The concert was part of a conference sponsored by Brooklyn College (my alma mater!), through their Institute for Studies in American Music, which featured panel discussions during the afternoon at the CUNY Graduate Center. In addition to the stars onstage, the audience included a who's-who of the traditional music scene. Izzy Young, who ran the Greenwich Village Folklore Center, a hangout for all of these musicians as well as people like Bob Dylan, was there. So was Mary Francis Hurt-Wright, John Hurt's granddaughter who now runs a museum about him, in his hometown of Avalon, Mississippi. Matt Umanov, owner of the guitar store in the Village; Kate Rinzler, Ralph's wife and biographer, and many others, including Steve Earle, who was sitting about ten seats away from me, clearly thrilled to be there. He leapt to his feet more than once in applause.

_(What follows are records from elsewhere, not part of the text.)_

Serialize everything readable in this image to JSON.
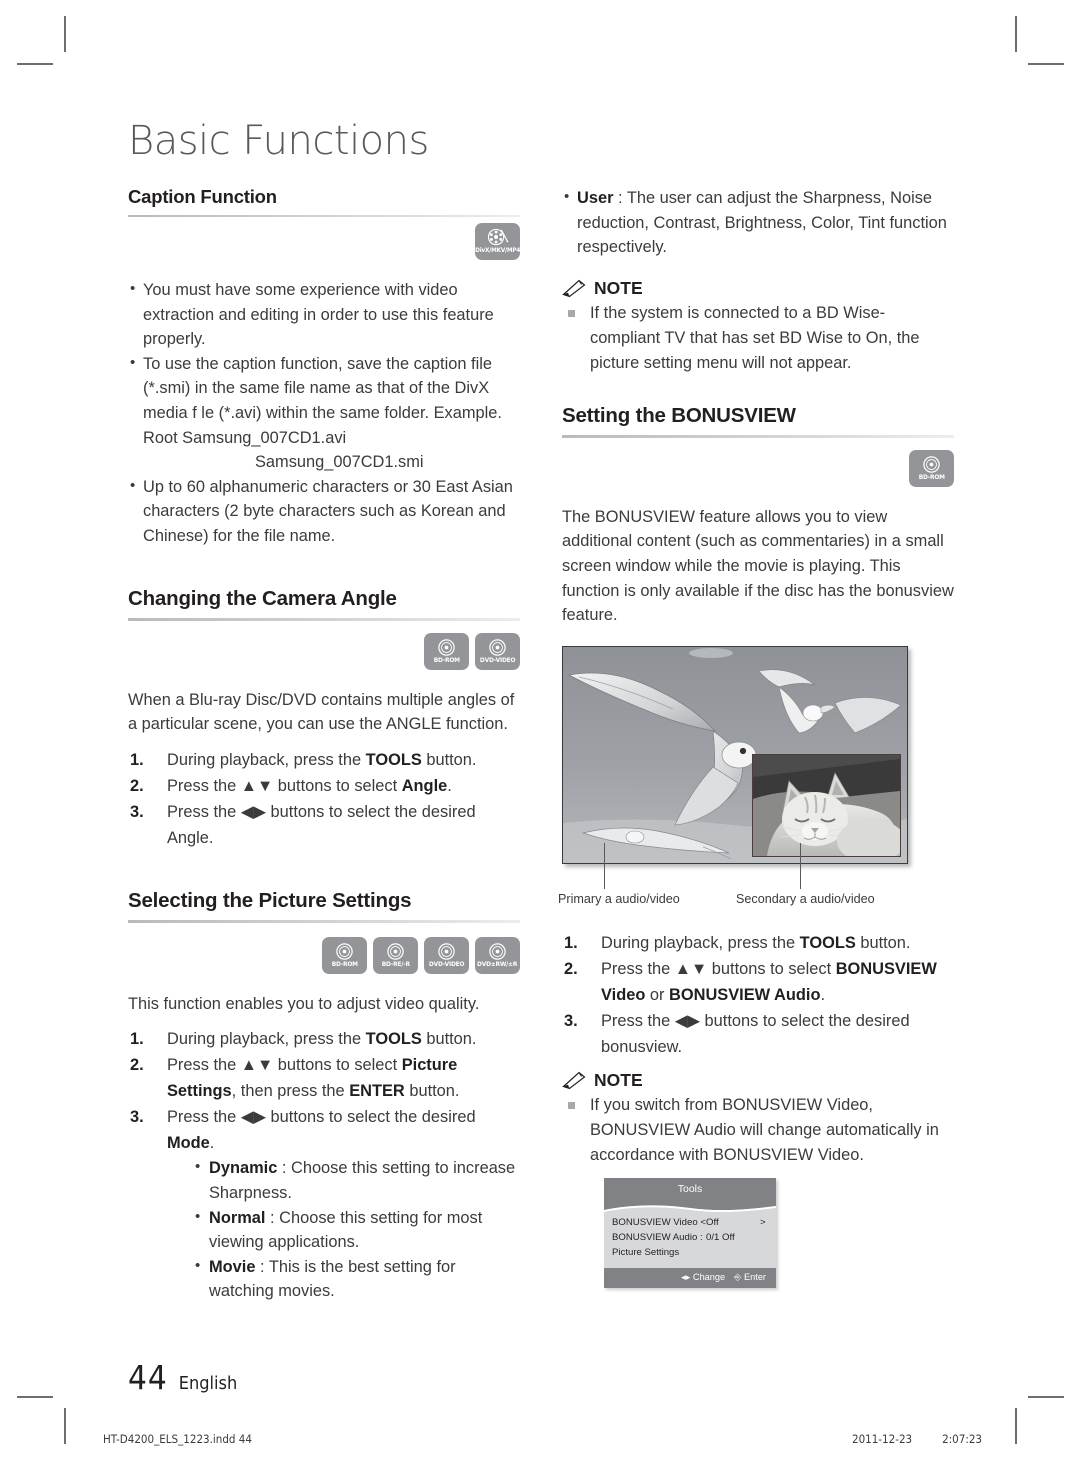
{
  "chapter": {
    "title": "Basic Functions"
  },
  "left": {
    "caption_function": {
      "heading": "Caption Function",
      "media_icons": [
        {
          "label": "DivX/MKV/MP4",
          "glyph": "divx-film-icon"
        }
      ],
      "bullets": [
        "You must have some experience with video extraction and editing in order to use this feature properly.",
        "To use the caption function, save the caption file (*.smi) in the same file name as that of the DivX media f le (*.avi) within the same folder. Example. Root Samsung_007CD1.avi",
        "Up to 60 alphanumeric characters or 30 East Asian characters (2 byte characters such as Korean and Chinese) for the file name."
      ],
      "bullet2_indent_line": "Samsung_007CD1.smi"
    },
    "camera_angle": {
      "heading": "Changing the Camera Angle",
      "media_icons": [
        {
          "label": "BD-ROM",
          "glyph": "disc-icon"
        },
        {
          "label": "DVD-VIDEO",
          "glyph": "disc-icon"
        }
      ],
      "intro": "When a Blu-ray Disc/DVD contains multiple angles of a particular scene, you can use the ANGLE function.",
      "steps": [
        {
          "num": "1.",
          "pre": "During playback, press the ",
          "bold": "TOOLS",
          "post": " button."
        },
        {
          "num": "2.",
          "pre": "Press the ▲▼ buttons to select ",
          "bold": "Angle",
          "post": "."
        },
        {
          "num": "3.",
          "pre": "Press the ◀▶ buttons to select the desired Angle.",
          "bold": "",
          "post": ""
        }
      ]
    },
    "picture_settings": {
      "heading": "Selecting the Picture Settings",
      "media_icons": [
        {
          "label": "BD-ROM",
          "glyph": "disc-icon"
        },
        {
          "label": "BD-RE/-R",
          "glyph": "disc-icon"
        },
        {
          "label": "DVD-VIDEO",
          "glyph": "disc-icon"
        },
        {
          "label": "DVD±RW/±R",
          "glyph": "disc-icon"
        }
      ],
      "intro": "This function enables you to adjust video quality.",
      "step1_pre": "During playback, press the ",
      "step1_bold": "TOOLS",
      "step1_post": " button.",
      "step2_pre": "Press the ▲▼ buttons to select ",
      "step2_bold": "Picture Settings",
      "step2_mid": ", then press the ",
      "step2_bold2": "ENTER",
      "step2_post": " button.",
      "step3_pre": "Press the ◀▶ buttons to select the desired ",
      "step3_bold": "Mode",
      "step3_post": ".",
      "modes": [
        {
          "name": "Dynamic",
          "desc": " : Choose this setting to increase Sharpness."
        },
        {
          "name": "Normal",
          "desc": " : Choose this setting for most viewing applications."
        },
        {
          "name": "Movie",
          "desc": " : This is the best setting for watching movies."
        }
      ]
    }
  },
  "right": {
    "user_mode": {
      "name": "User",
      "desc": " : The user can adjust the Sharpness, Noise reduction, Contrast, Brightness, Color, Tint function respectively."
    },
    "note1": {
      "label": "NOTE",
      "items": [
        "If the system is connected to a BD Wise-compliant TV that has set BD Wise to On, the picture setting menu will not appear."
      ]
    },
    "bonusview": {
      "heading": "Setting the BONUSVIEW",
      "media_icons": [
        {
          "label": "BD-ROM",
          "glyph": "disc-icon"
        }
      ],
      "intro": "The BONUSVIEW feature allows you to view additional content (such as commentaries) in a small screen window while the movie is playing. This function is only available if the disc has the bonusview feature.",
      "figure": {
        "primary_caption": "Primary a audio/video",
        "secondary_caption": "Secondary a audio/video"
      },
      "steps": [
        {
          "num": "1.",
          "pre": "During playback, press the ",
          "bold": "TOOLS",
          "post": " button."
        },
        {
          "num": "2.",
          "pre": "Press the ▲▼ buttons to select ",
          "bold": "BONUSVIEW Video",
          "mid": " or ",
          "bold2": "BONUSVIEW Audio",
          "post": "."
        },
        {
          "num": "3.",
          "pre": "Press the ◀▶ buttons to select the desired bonusview.",
          "bold": "",
          "post": ""
        }
      ]
    },
    "note2": {
      "label": "NOTE",
      "items": [
        "If you switch from BONUSVIEW Video, BONUSVIEW Audio will change automatically in accordance with BONUSVIEW Video."
      ]
    },
    "osd": {
      "title": "Tools",
      "rows": [
        {
          "label": "BONUSVIEW Video <",
          "value": "Off",
          "arrow_right": ">"
        },
        {
          "label": "BONUSVIEW Audio :",
          "value": "0/1 Off",
          "arrow_right": ""
        },
        {
          "label": "Picture Settings",
          "value": "",
          "arrow_right": ""
        }
      ],
      "footer_change": "◂▸ Change",
      "footer_enter": "⎆ Enter"
    }
  },
  "footer": {
    "page_number": "44",
    "language": "English",
    "file_name": "HT-D4200_ELS_1223.indd   44",
    "date": "2011-12-23",
    "time": "2:07:23"
  }
}
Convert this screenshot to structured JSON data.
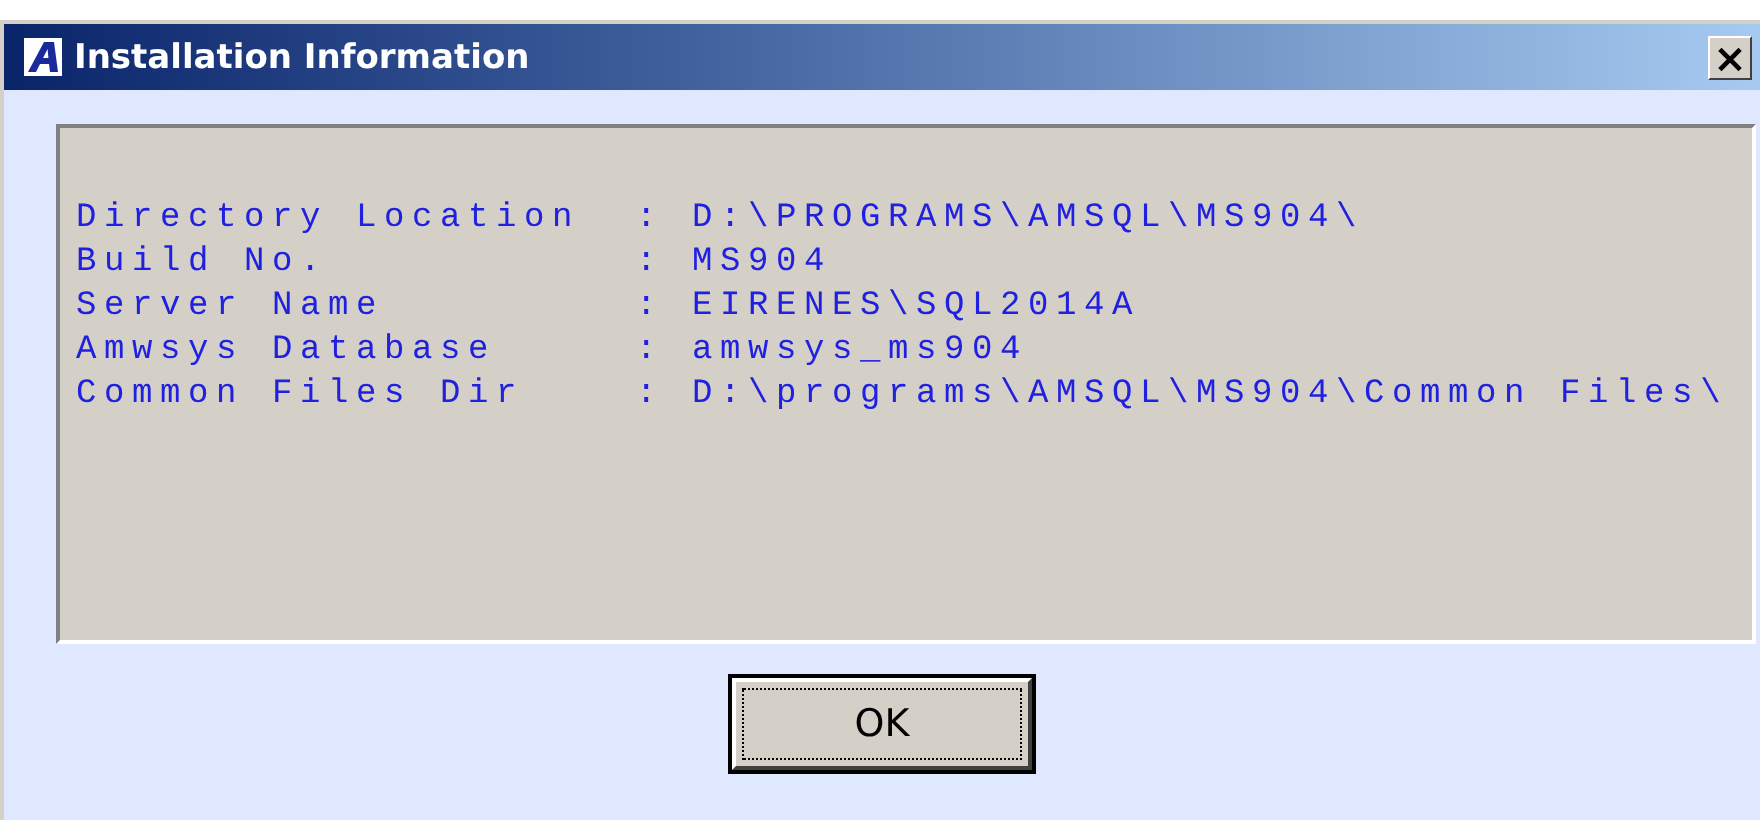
{
  "window": {
    "title": "Installation Information",
    "close_label": "×"
  },
  "info_rows": [
    {
      "label": "Directory Location",
      "value": ": D:\\PROGRAMS\\AMSQL\\MS904\\"
    },
    {
      "label": "Build No.",
      "value": ": MS904"
    },
    {
      "label": "Server Name",
      "value": ": EIRENES\\SQL2014A"
    },
    {
      "label": "Amwsys Database",
      "value": ": amwsys_ms904"
    },
    {
      "label": "Common Files Dir",
      "value": ": D:\\programs\\AMSQL\\MS904\\Common Files\\"
    }
  ],
  "buttons": [
    {
      "label": "OK",
      "default": true
    }
  ]
}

The high point of the conferences was Peter Siegel's interview with Doc Watson, during which he brought up a lot of the contradictions of the early folk-music revival. Watson was an unknown when Ralph Rinzler discovered him, playing electric guitar in a rockabilly band. But Rinzler wanted a "genuine" folk sound, and Doc, knowing something good when he saw it, worked hard to produce what Rinzler wanted, going back to the music he'd loved as a child. "We practiced and practiced and practiced to make sure it sounded old-timey like it was supposed to," he said about his preparations for his first NYC concert with fiddler Clarence Ashley.
"I couldn't stick in one niche in music," he said. Except for heavy metal ("It's too loud") he said he likes almost every genre of music, and at this time of year finds himself listening to old-time Christmas tunes but also to a Patty Loveless Christmas album. When he was six years old, he said, his father brought home a windup Victrola, which at the time was sold with fifty records -- everything from opera to Al Jolson. "I thought my dad had brought the king's treasure into the house," he said, and talked excitedly about the working Victrola console he'd bought recently that could play some of the old records, which he still has.
"I don't have guitar hands," Watson said, adding that when playing western swing tunes he would focus on the melodies because he didn't know, and often didn't have the handspan to create, the chords.
|The New Lost City Ramblers
Tracy Schwarz, Mike Seeger and John Cohen.
In addition to being one of the founders of the NLCR, he's a Yale MFA who's made several films about old-time music.
Playing the autoharp on a song he said Sarah Carter "pitched" them on.
Former Lovin' Spoonful frontman and author of several top-ten hits, he dedicated his entire set to the work of Mississippi John Hurt, capturing not only his music but his spirit as well.
|Alvin Youngblood Hart
A killer set of country blues, mostly on a parlor-sized guitar in open tuning, out of which he got an amazingly large sound.
One of the stars of the early NYC scene, author of "The L&N Don't Stop Here Anymore," she was recovering from a throat ailment and sang only two songs, one a gorgeous unaccompanied ballad. At the panel in the afternoon she said that she got comfortable with old-time music when she realized the songs were often new arrangements of the ballads she'd grown up with.
His voice, his playing, his humor and his grace -- the man is an American legend, and with good reason.
I got no good photos of him, but the end of the set featured Doc doing amazing guitar duets -- playing very fast, in harmony -- with a second player whose name I don't know. (Edit: Numerous people have pointed out that this is, of course, Jack Lawrence, who's been playing with Doc now for longer than Merle did.)
|Doc Watson and Jean Ritchie
Doc asked all the performers to come out at the end to sing "Amazing Grace."
Singing "Amazing Grace" at the end.